Ruling by July 4 could set stage for Congress to overrule Washington’s Democratic mayor
According to Peter Rosenstein, a member of the mayor’s Gay, Lesbian, Bisexual and Transgender Advisory Committee, Williams told a June 1 meeting of the committee that he would issue such a directive within 30 days.
In an interview, Rosenstein went on to say that the attorney general for the District of Columbia, Robert Spagnoletti, has advised the mayor, a Democrat, on whether current district law prohibits recognition of same-sex marriages performed in the 50 states.
“It’s my understanding, [Spagnoletti] has told the mayor that the current city charter does not preclude D.C. from recognizing all marriages legally performed in other states,” said Rosenstein.
The decision to clarify the city’s position on same-sex marriage was prompted in part by a letter that Massachusetts Gov. Mitt Romney sent to officials in the other forty-nine states and Washington asking governors and attorneys general whether same-sex marriages performed in Massachusetts would be recognized within their jurisdictions. Romney has invoked an obscure 1913 law, written to prevent interracial marriages, that prohibits Massachusetts from performing marriages for out-of-state couples whose home states do not recognize such unions.
If Washington recognizes the legitimacy of same-sex marriages, it would give district gay and lesbian couples the ability to argue that Massachusetts officials could issue them marriage licenses even while observing the 1913 law, which this week became the target of two lawsuits challenging its constitutionality.
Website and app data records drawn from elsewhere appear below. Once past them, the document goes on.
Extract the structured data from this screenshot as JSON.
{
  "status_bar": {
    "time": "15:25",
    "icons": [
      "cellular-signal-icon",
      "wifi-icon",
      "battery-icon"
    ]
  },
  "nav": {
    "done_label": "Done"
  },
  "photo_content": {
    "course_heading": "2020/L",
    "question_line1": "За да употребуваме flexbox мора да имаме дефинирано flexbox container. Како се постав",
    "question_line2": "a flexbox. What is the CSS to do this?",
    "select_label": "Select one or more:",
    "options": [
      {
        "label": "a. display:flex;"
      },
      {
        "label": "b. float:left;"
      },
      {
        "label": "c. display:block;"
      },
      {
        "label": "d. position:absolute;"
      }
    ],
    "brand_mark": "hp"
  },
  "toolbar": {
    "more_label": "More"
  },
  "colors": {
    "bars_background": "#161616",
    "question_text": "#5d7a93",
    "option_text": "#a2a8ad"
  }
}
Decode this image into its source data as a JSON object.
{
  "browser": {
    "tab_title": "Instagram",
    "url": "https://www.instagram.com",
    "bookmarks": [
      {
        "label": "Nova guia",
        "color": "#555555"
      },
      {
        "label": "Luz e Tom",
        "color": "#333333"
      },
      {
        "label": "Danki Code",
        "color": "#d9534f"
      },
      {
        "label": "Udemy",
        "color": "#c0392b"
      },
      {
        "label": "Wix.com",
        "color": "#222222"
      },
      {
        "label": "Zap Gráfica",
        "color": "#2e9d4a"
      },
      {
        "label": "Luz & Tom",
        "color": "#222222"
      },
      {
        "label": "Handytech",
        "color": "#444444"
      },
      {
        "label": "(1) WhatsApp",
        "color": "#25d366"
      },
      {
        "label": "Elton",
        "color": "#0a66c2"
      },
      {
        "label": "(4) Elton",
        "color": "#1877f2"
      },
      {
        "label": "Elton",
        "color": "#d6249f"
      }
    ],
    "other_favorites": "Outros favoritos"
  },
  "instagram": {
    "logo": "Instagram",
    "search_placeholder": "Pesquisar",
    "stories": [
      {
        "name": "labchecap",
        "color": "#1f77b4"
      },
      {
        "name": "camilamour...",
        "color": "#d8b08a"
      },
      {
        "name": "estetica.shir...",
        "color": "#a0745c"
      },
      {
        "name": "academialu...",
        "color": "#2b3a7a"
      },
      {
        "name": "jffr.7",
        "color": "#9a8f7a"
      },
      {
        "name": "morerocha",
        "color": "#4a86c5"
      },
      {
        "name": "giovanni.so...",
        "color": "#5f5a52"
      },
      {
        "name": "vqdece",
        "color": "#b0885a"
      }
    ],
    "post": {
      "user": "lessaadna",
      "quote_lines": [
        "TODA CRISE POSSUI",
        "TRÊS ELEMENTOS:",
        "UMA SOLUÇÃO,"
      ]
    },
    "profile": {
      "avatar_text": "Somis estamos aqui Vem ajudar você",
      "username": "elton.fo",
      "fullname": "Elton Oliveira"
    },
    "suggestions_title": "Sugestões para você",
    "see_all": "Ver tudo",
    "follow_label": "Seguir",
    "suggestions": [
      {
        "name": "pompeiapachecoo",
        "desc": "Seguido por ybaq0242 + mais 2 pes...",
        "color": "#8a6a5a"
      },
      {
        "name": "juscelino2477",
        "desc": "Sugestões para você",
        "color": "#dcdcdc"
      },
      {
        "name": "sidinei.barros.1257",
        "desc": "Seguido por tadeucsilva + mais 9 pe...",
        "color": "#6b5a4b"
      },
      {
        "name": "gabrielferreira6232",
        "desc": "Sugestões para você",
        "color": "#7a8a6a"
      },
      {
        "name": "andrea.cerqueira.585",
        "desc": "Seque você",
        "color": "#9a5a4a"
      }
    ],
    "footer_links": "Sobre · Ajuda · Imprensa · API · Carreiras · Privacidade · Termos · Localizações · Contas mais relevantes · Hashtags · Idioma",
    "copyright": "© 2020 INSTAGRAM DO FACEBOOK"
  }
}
Wayne Witkowski, the deputy attorney general for Washington, confirmed that Spagnoletti had advised Williams on the district’s marriage law, but wouldn’t disclose whether or not Spagnoletti had deemed such marriages as legal. While Witowski said that he didn’t know when Williams would make public any directives regarding same-sex marriages, he also said that Washington “needs to be ahead of the curve in instructing various agencies about what they should do when same-sex couples claim they are married and present a marriage license.”
Witkowski said he was not aware of any same-sex couple who had thus far raised such a claim.
The District of Columbia has no law, such as the federal Defense of Marriage Act (DOMA), that specifically states it can’t recognize same-sex marriages. However, the city’s home rule charter allows Congress to pass or repeal with a simple majority vote any law pertaining to the district.
Some gay activists fear that should Washington recognize same-sex marriages, Republicans who control both branches of Congress would then introduce legislation to ban all same-sex marriages in the city. With the Senate scheduled for a July 12 vote on the Federal Marriage Amendment, same-sex marriage advocates are fearful about a political backlash if Williams rules in their favor.
Rosenstein said that for some conservative lawmakers, banning same-sex marriage in Washington earns “political points” in their home states. He also said he believes that an effort to introduce legislation in Congress to enact a DOMA in Washington will allow those in favor of the Federal Marriage Amendment to assess their congressional support. Rosentein said the effort could be viewed as a “dry run” for the July 12 clash over the constitutional amendment proposal.